The Saudi-led 34-state Islamic military coalition, which was announced on Tuesday, includes Arab and African countries such as Egypt, Tunisia, Qatar and the UAE, along with other Muslim-majority countries like Turkey, Malaysia and Pakistan.
The Saudi statement on Tuesday morning cited "a duty to protect the Islamic nation from the evils of all terrorist groups and organisations, whatever their sect and name, which wreak death and corruption on earth and aim to terrorise the innocent."
During a National Guard ceremony, Gharsalli stressed that Tunisia's top priority is to combat terrorism inside the country and on its borders.
He added that Tunisian authorities are on alert to halt any terrorist threats during the celebrations of the Moulid El-Nabawi (the birth of Prophet Mohammed) on 23 December, and on New Year's Eve.
Tunisian authorities announced a state of emergency for the second time following a terrorist attack on a bus belonging to the president's security entourage which killed 12 people on 24 November.
Tunisia, the cradle of the Arab Spring uprisings, has been hit by three terrorist attacks this year alone.
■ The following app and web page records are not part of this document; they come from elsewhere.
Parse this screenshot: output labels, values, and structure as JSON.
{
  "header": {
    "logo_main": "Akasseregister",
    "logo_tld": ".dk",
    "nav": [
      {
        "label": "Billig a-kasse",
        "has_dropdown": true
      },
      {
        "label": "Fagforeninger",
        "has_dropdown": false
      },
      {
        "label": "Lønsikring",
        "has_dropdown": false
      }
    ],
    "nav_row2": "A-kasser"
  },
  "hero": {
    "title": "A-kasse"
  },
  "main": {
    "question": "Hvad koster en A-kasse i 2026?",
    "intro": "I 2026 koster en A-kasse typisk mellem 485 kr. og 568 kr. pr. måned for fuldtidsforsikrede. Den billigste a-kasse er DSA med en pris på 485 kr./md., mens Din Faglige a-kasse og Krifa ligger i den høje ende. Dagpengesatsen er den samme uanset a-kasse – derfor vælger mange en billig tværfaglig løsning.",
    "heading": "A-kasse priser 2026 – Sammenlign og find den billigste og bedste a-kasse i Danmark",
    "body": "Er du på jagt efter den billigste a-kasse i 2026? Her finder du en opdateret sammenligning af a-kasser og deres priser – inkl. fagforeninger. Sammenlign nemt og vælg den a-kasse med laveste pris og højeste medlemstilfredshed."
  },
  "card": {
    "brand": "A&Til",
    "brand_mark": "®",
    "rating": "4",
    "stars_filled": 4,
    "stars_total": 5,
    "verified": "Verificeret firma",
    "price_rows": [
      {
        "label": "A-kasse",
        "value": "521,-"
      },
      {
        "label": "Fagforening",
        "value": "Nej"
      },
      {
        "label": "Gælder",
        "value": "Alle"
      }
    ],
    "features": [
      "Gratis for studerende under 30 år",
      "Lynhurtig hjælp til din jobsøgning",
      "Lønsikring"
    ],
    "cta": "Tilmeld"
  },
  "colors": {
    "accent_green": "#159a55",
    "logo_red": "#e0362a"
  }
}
The earlier attacks, at the capital's National Bardo Museum and on a hotel beach near the Mediterranean resort of Sousse, left a total of 60 people dead. The three attacks were claimed by the Islamic State militant group.